Another problem is that it is not now possible to measure serotonin and norepinephrine in the brains of patients. Estimates of brain neurotransmitters can only be inferred by measuring the biogenic amine breakdown products (metabolites) in the urine and cerebrospinal fluid. The assumption underlying this measurement is that the level of biogenic amine metabolites in the urine and cerebrospinal fluid reflects the amount of neurotransmitters in the brain. However, less than one-half of the serotonin and norepinephrine metabolites in the urine or cerebrospinal fluid come from the brain. The other half come from various organs in the body. Thus, there are serious problems with what is actually being measured.

Finally, there is not a single peer-reviewed article that can be accurately cited to support claims of serotonin deficiency in any mental disorder, while there are many articles that present counterevidence. Furthermore, the Diagnostic and Statistical Manual of Mental Disorders (DSM) does not list serotonin as the cause of any mental disorder. The American Psychiatric Press Textbook of Clinical Psychiatryaddresses serotonin deficiency as an unconfirmed hypothesis, stating “Additional experience has not confirmed the monoamine depletion hypothesis” ( Lacasse & Leo, 2005). See below link


Even as the retreat is occurring, it is truly amazing that millions and millions of people, in one of the richest countries in the world, with education institutions to die for, and unlimited research resources , could be fooled into thinking they have depression and a “chemical imbalance” because they have low levels of serotonin. As a matter of fact, starting in the 1990s—this was the case, despite research findings that levels of the neurotransmitter serotonin were unrelated to depression. How was it then that the American people, in particular, could be so duped? “Enter effective television commercials for antidepressents, portraying depression as caused by this “chemical imbalance”, and stating that antidepressants such as Prozac, Zoloft, Paxil, and other selective serotonin reuptake inhibitors (SSRIs), were the cure.”


During the past three years the global pharmaceutical industry has significantly decreased its investment in new treatments for depression, bipolar disorder, schizophrenia, and other psychiatric disorders.1 Some large companies, such as GlaxoSmithKline, have closed their psychiatric laboratories entirely. Others, such as Pfizer, have markedly decreased the size of their research programs. Yet others, such as AstraZeneca, have brought their internal research to a close and are experimenting with external collaborations on a smaller scale.

Psychiatric Drug Development: Diagnosing a Crisis


“ A serotonin deficiency for depression has not been found.” Psychiatrist John Glenmullen, clinical instructor of psychiatry at Harvard Medical School in Prozac Backlash ( 2000).


“ I spent the first several years of my career doing full time research on brain serotonin metabolism, but I never saw any convincing evidence that any psychiatric disorder, including depression, results from a deficiency of brain serotonin.
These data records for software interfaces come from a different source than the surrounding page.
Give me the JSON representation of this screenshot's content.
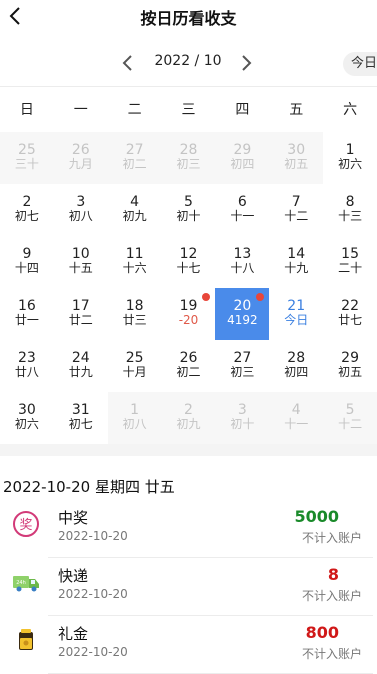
{
  "header": {
    "title": "按日历看收支"
  },
  "month_nav": {
    "label": "2022 / 10",
    "today_label": "今日"
  },
  "weekdays": [
    "日",
    "一",
    "二",
    "三",
    "四",
    "五",
    "六"
  ],
  "days": [
    {
      "d": "25",
      "s": "三十",
      "state": "dim"
    },
    {
      "d": "26",
      "s": "九月",
      "state": "dim"
    },
    {
      "d": "27",
      "s": "初二",
      "state": "dim"
    },
    {
      "d": "28",
      "s": "初三",
      "state": "dim"
    },
    {
      "d": "29",
      "s": "初四",
      "state": "dim"
    },
    {
      "d": "30",
      "s": "初五",
      "state": "dim"
    },
    {
      "d": "1",
      "s": "初六",
      "state": ""
    },
    {
      "d": "2",
      "s": "初七",
      "state": ""
    },
    {
      "d": "3",
      "s": "初八",
      "state": ""
    },
    {
      "d": "4",
      "s": "初九",
      "state": ""
    },
    {
      "d": "5",
      "s": "初十",
      "state": ""
    },
    {
      "d": "6",
      "s": "十一",
      "state": ""
    },
    {
      "d": "7",
      "s": "十二",
      "state": ""
    },
    {
      "d": "8",
      "s": "十三",
      "state": ""
    },
    {
      "d": "9",
      "s": "十四",
      "state": ""
    },
    {
      "d": "10",
      "s": "十五",
      "state": ""
    },
    {
      "d": "11",
      "s": "十六",
      "state": ""
    },
    {
      "d": "12",
      "s": "十七",
      "state": ""
    },
    {
      "d": "13",
      "s": "十八",
      "state": ""
    },
    {
      "d": "14",
      "s": "十九",
      "state": ""
    },
    {
      "d": "15",
      "s": "二十",
      "state": ""
    },
    {
      "d": "16",
      "s": "廿一",
      "state": ""
    },
    {
      "d": "17",
      "s": "廿二",
      "state": ""
    },
    {
      "d": "18",
      "s": "廿三",
      "state": ""
    },
    {
      "d": "19",
      "s": "-20",
      "state": "red-sub",
      "dot": true
    },
    {
      "d": "20",
      "s": "4192",
      "state": "selected",
      "dot": true
    },
    {
      "d": "21",
      "s": "今日",
      "state": "today"
    },
    {
      "d": "22",
      "s": "廿七",
      "state": ""
    },
    {
      "d": "23",
      "s": "廿八",
      "state": ""
    },
    {
      "d": "24",
      "s": "廿九",
      "state": ""
    },
    {
      "d": "25",
      "s": "十月",
      "state": ""
    },
    {
      "d": "26",
      "s": "初二",
      "state": ""
    },
    {
      "d": "27",
      "s": "初三",
      "state": ""
    },
    {
      "d": "28",
      "s": "初四",
      "state": ""
    },
    {
      "d": "29",
      "s": "初五",
      "state": ""
    },
    {
      "d": "30",
      "s": "初六",
      "state": ""
    },
    {
      "d": "31",
      "s": "初七",
      "state": ""
    },
    {
      "d": "1",
      "s": "初八",
      "state": "dim"
    },
    {
      "d": "2",
      "s": "初九",
      "state": "dim"
    },
    {
      "d": "3",
      "s": "初十",
      "state": "dim"
    },
    {
      "d": "4",
      "s": "十一",
      "state": "dim"
    },
    {
      "d": "5",
      "s": "十二",
      "state": "dim"
    }
  ],
  "selected_day": {
    "title": "2022-10-20 星期四 廿五"
  },
  "records": [
    {
      "name": "中奖",
      "date": "2022-10-20",
      "amount": "5000",
      "amount_color": "#1a8a2a",
      "account": "不计入账户",
      "icon": "prize-icon"
    },
    {
      "name": "快递",
      "date": "2022-10-20",
      "amount": "8",
      "amount_color": "#d01818",
      "account": "不计入账户",
      "icon": "delivery-truck-icon"
    },
    {
      "name": "礼金",
      "date": "2022-10-20",
      "amount": "800",
      "amount_color": "#d01818",
      "account": "不计入账户",
      "icon": "gift-money-icon"
    }
  ]
}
In fact we cannot measure brain serotonin levels in human beings so there is no way to test this theory. Some neuroscientists would question whether the theory is even viable, since the brain does not function in this way, as a hydraulic system.” Stanford psychiatrist David Burns, winner of the A.E. Bennett Award given for the Society for Biological Psychiatry , for his research on serotonin metabolism, when asked about the scientific status of the serotonin theory in 2003.


“Indeed no abnormality of serotonin in depression has ever been demonstrated.” Psychiatrist David Healy, former secretary for the British Association for Psychopharmacology and historian of the SSRI’s, Let Them Eat Prozac. (2004).

“We have hunted for big simple neurochemical explanations for psychiatric disorders and have not found them.” Psychiatrist Kenneth Kendler the coeditor-in-chief of Psychological Medicine, in a 2005 review article.